On Monday, President Barack Obama announced the nomination of Gina McCarthy as the new head of the Environmental Protection Agency—a promotion for the deputy who has been behind some of the toughest new environmental regulations in the past four years.
As the assistant administrator for EPA's Office of Air and Radiation, McCarthy has helped implement a raft of new or improved national standards for pollutants such as mercury, sulfur and nitrogen oxide emissions, and soot, and she oversaw the first-ever limits on greenhouse gas emissions from new power plants.
"Every American is—or will soon be—breathing cleaner air because of McCarthy," says Frank O'Donnell, president of Clean Air Watch.
Her appointment to the top spot at EPA is seen by enviros as good news for the future of greenhouse gas regulations. After rolling out emission limits for new power plants last year, the EPA is now expected to set rules for existing power plants—a huge task given the number of old, dirty plants around the country. That's just one item on a long list of environmental regulations that were delayed until after the 2012 election. Now McCarthy will manage the implementation and/or drafting of these regs.

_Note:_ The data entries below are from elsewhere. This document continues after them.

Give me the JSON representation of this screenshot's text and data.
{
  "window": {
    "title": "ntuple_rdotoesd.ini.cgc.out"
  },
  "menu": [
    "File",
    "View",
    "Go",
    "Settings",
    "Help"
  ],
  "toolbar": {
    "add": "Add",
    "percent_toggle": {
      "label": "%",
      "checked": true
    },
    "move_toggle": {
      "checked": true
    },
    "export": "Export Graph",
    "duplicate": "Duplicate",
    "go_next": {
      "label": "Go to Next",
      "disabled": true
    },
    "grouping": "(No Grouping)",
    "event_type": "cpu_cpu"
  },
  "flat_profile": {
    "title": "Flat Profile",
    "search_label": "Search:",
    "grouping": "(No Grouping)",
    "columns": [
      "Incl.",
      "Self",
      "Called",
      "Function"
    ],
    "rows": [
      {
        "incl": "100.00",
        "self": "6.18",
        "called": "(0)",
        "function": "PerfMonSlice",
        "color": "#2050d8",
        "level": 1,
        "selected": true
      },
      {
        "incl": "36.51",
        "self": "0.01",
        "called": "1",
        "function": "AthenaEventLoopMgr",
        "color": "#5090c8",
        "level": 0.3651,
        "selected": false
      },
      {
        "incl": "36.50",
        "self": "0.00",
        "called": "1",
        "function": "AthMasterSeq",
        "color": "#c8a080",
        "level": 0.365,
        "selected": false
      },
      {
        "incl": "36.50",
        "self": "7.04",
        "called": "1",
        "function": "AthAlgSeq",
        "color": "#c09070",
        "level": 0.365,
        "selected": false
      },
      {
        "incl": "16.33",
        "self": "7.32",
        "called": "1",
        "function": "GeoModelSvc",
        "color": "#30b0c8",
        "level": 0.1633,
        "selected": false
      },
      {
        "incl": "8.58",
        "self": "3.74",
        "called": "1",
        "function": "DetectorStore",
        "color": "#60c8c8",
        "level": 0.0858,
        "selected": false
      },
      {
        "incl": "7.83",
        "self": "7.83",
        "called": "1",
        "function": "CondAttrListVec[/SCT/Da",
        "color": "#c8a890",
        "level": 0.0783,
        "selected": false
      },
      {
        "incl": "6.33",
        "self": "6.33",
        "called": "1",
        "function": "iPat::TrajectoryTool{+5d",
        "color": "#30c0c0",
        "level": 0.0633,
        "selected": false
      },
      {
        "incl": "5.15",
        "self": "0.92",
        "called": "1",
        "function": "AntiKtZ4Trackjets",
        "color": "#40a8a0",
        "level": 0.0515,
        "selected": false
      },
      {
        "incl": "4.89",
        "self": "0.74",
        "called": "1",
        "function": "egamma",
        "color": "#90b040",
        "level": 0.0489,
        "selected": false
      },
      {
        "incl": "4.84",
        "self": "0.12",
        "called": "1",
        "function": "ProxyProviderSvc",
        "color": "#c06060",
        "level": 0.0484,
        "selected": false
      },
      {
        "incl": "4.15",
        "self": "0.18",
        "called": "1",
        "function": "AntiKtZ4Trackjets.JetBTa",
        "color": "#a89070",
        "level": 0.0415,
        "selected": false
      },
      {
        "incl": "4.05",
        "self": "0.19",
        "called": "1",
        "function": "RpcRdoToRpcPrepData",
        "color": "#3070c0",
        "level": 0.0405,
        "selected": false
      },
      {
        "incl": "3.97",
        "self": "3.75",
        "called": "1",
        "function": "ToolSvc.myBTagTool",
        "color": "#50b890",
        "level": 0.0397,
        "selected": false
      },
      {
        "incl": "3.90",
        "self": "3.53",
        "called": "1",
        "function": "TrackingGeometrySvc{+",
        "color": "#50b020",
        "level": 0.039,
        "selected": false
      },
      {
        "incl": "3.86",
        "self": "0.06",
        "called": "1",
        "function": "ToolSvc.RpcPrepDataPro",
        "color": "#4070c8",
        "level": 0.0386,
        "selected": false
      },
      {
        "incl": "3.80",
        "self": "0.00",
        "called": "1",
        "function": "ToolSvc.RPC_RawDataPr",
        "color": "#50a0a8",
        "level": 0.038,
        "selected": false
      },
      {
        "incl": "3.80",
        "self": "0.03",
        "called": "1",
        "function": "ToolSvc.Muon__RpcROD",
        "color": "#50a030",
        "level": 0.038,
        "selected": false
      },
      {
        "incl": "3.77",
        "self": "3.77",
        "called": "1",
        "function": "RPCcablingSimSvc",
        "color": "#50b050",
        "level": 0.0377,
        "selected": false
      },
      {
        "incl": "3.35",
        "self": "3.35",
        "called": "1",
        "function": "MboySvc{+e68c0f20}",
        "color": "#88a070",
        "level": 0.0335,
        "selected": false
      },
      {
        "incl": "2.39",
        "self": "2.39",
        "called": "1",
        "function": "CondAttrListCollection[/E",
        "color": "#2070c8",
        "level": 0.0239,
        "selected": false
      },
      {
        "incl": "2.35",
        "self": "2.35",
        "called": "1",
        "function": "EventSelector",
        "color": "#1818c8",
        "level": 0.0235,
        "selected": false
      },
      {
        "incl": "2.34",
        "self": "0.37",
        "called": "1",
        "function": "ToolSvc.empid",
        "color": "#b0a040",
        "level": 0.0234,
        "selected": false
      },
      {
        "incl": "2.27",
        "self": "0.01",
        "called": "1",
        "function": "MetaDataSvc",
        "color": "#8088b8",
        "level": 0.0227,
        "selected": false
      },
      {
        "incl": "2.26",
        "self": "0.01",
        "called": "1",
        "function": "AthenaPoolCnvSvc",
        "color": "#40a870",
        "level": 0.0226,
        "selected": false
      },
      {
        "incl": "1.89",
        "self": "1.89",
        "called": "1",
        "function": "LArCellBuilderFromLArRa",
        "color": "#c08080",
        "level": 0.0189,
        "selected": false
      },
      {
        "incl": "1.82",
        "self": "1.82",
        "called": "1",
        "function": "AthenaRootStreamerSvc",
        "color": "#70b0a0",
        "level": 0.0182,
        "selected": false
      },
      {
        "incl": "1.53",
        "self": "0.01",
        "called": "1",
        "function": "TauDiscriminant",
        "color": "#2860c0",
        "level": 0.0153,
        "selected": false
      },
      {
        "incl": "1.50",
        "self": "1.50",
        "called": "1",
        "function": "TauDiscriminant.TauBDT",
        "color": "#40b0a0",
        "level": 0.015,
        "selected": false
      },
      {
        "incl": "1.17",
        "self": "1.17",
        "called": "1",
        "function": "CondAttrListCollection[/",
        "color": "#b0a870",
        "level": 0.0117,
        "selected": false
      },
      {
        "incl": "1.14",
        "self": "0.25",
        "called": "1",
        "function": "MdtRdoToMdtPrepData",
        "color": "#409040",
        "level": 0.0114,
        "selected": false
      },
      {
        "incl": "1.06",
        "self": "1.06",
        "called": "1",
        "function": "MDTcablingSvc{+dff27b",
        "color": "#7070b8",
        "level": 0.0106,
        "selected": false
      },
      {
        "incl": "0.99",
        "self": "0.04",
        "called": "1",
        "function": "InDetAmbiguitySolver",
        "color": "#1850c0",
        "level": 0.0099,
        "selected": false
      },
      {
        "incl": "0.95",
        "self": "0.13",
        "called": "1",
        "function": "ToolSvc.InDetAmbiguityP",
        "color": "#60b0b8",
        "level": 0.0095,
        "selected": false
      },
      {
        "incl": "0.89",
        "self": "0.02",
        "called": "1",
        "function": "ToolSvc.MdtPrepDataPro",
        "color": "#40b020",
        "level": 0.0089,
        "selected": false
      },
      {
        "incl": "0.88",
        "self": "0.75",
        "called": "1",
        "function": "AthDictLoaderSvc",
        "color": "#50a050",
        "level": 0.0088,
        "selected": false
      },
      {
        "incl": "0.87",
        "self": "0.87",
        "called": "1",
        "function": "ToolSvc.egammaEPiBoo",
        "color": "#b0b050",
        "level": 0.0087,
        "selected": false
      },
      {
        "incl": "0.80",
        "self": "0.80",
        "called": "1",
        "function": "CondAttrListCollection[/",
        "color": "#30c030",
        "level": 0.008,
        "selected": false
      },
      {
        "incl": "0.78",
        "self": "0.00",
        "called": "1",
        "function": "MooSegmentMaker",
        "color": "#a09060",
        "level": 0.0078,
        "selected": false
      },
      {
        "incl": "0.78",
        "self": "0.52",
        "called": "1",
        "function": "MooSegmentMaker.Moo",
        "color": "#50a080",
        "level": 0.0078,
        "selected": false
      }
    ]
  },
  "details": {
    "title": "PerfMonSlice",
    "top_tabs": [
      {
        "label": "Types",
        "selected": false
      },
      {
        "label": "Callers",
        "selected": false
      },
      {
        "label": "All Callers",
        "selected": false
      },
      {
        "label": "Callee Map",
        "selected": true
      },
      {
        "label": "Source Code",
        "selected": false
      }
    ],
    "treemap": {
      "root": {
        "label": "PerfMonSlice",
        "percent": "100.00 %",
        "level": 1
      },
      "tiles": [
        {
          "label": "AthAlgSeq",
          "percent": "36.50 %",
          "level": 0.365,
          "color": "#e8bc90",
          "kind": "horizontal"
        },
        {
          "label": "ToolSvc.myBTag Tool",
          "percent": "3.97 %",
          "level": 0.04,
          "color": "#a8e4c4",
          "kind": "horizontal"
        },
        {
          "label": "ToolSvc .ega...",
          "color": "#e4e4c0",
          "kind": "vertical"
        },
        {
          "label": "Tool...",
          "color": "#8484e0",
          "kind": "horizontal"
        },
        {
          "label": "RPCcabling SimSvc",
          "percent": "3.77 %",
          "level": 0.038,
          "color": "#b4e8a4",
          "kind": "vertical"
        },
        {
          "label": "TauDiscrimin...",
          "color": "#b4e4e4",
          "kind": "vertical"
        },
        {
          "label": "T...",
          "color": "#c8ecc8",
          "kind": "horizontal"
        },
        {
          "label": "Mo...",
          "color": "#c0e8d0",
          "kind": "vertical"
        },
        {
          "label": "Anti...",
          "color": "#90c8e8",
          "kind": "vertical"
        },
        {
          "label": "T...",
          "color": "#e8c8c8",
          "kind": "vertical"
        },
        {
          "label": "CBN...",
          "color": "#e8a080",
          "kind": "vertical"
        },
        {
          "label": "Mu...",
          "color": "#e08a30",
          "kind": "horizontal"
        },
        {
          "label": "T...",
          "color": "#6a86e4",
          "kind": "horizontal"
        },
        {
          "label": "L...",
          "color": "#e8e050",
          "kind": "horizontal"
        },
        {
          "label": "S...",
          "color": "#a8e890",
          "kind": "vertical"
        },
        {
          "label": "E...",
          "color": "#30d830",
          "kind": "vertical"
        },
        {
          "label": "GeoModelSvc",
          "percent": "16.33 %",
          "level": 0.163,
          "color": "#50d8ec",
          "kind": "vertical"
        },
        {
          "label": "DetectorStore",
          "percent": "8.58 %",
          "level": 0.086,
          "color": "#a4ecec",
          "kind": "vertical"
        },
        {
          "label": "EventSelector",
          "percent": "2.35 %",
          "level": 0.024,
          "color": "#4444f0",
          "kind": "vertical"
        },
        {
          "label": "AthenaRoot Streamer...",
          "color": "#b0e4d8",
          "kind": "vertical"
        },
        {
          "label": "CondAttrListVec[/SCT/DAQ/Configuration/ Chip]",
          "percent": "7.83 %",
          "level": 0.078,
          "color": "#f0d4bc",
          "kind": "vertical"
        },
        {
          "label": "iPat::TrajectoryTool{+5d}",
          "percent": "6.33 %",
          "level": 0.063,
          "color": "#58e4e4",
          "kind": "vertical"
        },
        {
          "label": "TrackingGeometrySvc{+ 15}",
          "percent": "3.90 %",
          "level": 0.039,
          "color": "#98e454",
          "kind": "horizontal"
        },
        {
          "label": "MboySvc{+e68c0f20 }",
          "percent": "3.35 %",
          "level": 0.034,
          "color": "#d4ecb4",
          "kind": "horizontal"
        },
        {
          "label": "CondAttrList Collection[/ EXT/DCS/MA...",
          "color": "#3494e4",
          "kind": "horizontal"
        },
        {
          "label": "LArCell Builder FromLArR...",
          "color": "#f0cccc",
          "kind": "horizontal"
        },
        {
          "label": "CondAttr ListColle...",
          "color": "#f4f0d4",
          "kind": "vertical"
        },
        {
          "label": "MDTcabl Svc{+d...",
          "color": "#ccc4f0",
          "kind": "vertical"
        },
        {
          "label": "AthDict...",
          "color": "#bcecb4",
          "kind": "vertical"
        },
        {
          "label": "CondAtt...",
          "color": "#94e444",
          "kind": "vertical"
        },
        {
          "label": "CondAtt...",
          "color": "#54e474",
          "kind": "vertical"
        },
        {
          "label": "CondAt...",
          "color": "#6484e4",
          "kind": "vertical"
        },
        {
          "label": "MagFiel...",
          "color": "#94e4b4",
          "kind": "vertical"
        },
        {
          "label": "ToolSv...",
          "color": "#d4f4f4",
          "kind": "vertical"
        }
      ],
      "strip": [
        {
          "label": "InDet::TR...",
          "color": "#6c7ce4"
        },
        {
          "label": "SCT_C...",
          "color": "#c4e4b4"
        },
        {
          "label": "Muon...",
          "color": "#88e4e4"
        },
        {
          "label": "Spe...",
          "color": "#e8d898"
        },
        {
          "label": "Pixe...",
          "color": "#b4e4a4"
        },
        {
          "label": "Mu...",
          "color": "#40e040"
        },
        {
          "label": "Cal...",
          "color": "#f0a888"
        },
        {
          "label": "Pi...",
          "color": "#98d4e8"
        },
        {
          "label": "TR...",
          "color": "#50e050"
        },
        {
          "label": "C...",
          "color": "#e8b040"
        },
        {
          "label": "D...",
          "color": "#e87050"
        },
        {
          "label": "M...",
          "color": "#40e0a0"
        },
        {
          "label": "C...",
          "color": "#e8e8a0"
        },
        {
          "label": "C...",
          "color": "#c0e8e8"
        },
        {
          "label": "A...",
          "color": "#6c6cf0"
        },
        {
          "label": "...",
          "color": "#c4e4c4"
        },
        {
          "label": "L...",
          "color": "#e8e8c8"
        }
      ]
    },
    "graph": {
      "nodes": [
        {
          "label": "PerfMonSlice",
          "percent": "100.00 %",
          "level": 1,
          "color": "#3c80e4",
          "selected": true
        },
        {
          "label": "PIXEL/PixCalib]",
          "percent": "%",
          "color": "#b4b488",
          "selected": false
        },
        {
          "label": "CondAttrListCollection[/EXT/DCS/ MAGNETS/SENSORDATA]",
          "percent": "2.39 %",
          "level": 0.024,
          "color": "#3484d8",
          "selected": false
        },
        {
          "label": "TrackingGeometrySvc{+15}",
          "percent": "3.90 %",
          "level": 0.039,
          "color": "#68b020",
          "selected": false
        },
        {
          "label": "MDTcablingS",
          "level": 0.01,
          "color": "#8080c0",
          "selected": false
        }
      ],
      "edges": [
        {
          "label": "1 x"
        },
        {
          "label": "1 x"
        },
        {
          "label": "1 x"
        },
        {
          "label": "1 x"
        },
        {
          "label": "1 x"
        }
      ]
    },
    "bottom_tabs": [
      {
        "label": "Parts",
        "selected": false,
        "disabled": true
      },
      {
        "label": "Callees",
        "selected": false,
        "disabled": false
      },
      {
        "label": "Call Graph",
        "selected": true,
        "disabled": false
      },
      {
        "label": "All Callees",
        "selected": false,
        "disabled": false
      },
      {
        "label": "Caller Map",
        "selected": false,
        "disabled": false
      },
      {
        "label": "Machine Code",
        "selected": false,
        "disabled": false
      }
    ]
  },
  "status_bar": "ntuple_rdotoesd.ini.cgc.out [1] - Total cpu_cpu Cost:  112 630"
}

Another reason enviros are cheering McCarthy's appointment is her bipartisan history. Before coming to the EPA, McCarthy worked for Massachusetts Gov. Mitt Romney as his undersecretary for environmental policy. After that, she worked for Connecticut Gov. Jodi Rell, another Republican. "McCarthy's stellar work under two Republican governors as well as her excellent work over the past four years at the EPA is proof that when it comes to protecting our health and environment, it isn't about who you work for or what party you represent," says Margie Alt, executive director for Environment America. "It's about whether you can get the job done. And Gina McCarthy can get the job done."